- Make students aware of the citation conventions that exist in your discipline (Sutherland-Smith & Carr, 2005). Your subject librarian can help you incorporate resources which will help students learn to use citations appropriately.
- Discuss the concept of original thought with your students, remembering that scholarly papers are built on the scholarship of others. If you are asking students to be highly original, then you may have higher incidents of plagiarism because students may be reluctant to cite their sources properly (Johnson & Clerehan, 2005).
- In the Waterloo pilot study, faculty reported that Turnitin may not be helpful for the review of tables of numbers because it focuses on text. Turnitin will not flag any numbers in a document.
- Using Turnitin may result in more time required to mark assignments, and you may want to factor the reading of the Turnitin report into the time allowed for marking by you or your teaching assistants (Sutherland-Smith & Carr, 2005; Waterloo Turnitin School of Accounting and Finance Pilot Results, 2008).
- Expect that students will appeal the plagiarism charges and be prepared to go through the appeal process.
Turnitin Frequently Asked Questions (FAQs)

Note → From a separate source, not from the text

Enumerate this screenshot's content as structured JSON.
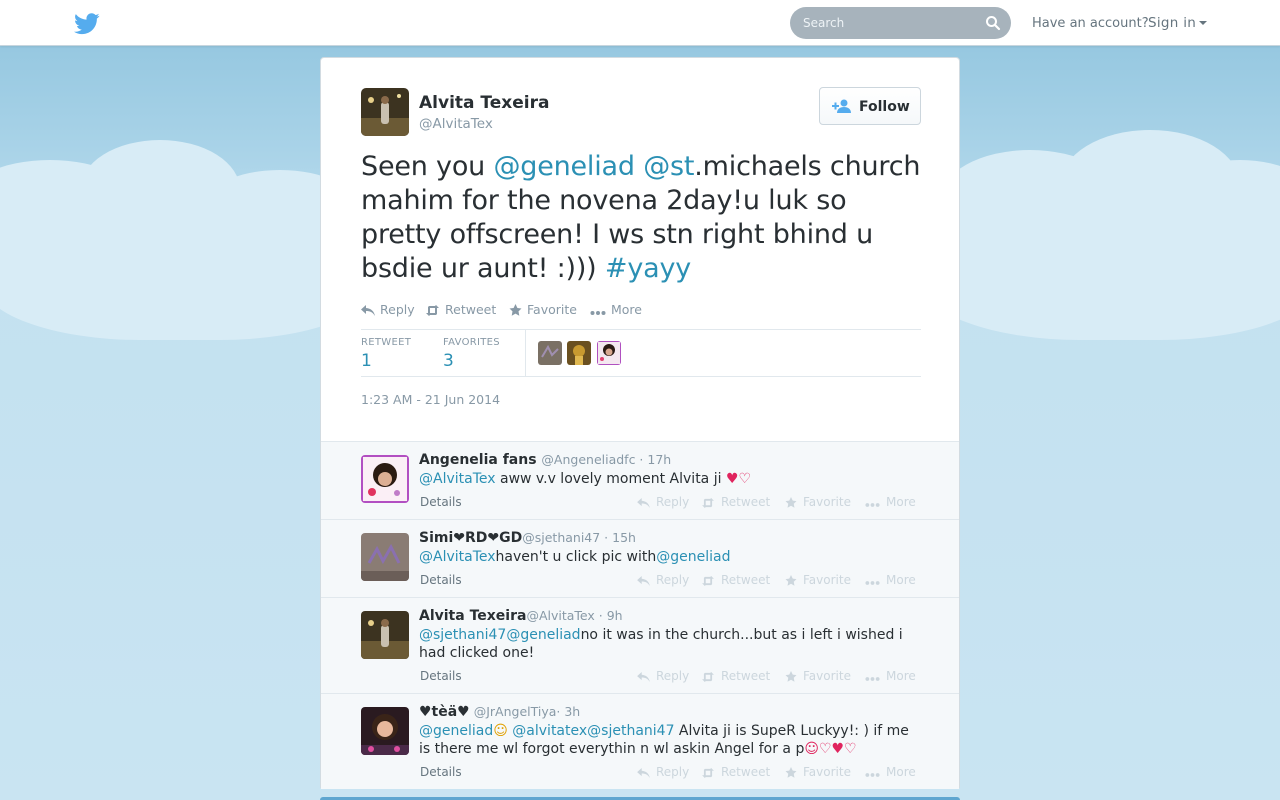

University of Waterloo’s Centre for Teaching Excellence (CTE) tip sheet Encouraging Academic Integrity in Your Course
- Emerson, L., Rees, M. & MacKay, B. (2005). Scaffolding academic integrity: Creating a learning context for teaching referencing skills. Journal of University Teaching and Learning Practice. 2 (3a) 12–24.

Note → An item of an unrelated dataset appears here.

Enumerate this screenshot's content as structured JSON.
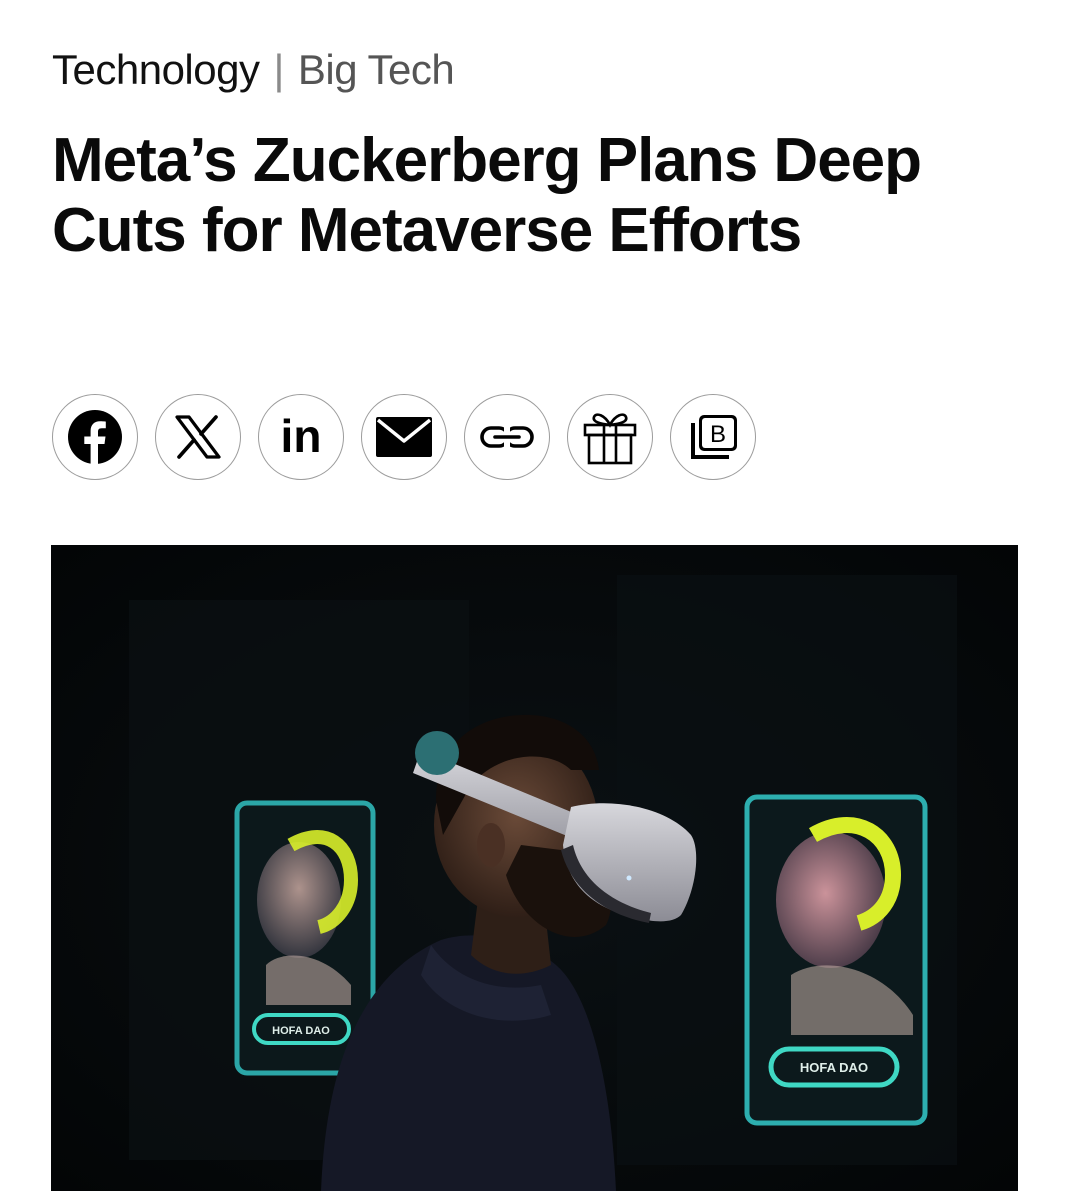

- Goddard, R. & Rudzki, R. (2005). Using an electronic text-matching tool (Turnitin) to detect plagiarism in a New Zealand university. Journal of University Teaching and Learning Practice. 2(3a) 58–63.
- Johnson, A. & Clerehan, R. (2005). A rheme of one’s own: How ‘original’ do we expect students to be? Journal of University Teaching and Learning Practice. 2 (3a) 37–47.
- Ledwith, A. & Risquez, A. (2008). Using anti-plagiarism software to promote academic honesty in the context of peer reviewed assignments. Studies in Higher Education 33 (4) 371–384.
- Sutherland-Smith, W. & Carr, R. (2005). Turnitin.com: Teachers’ perspectives of anti-plagiarism software in raising issues of educational integrity. Journal of University Teaching and Learning Practice. 2 (3b) 94–101.
- University of Waterloo Turnitin Pilot Results (2008) unpublished.
- Whittle, S.R. & Murdoch-Eaton, D.G. (2008). Learning about plagiarism using Turnitin detection software. Med Educ. 42(5) 528–528.
This work is a derivative of Using Turnitin in your courses, by the Centre for Teaching Excellence, University of Waterloo used under CC BY-NC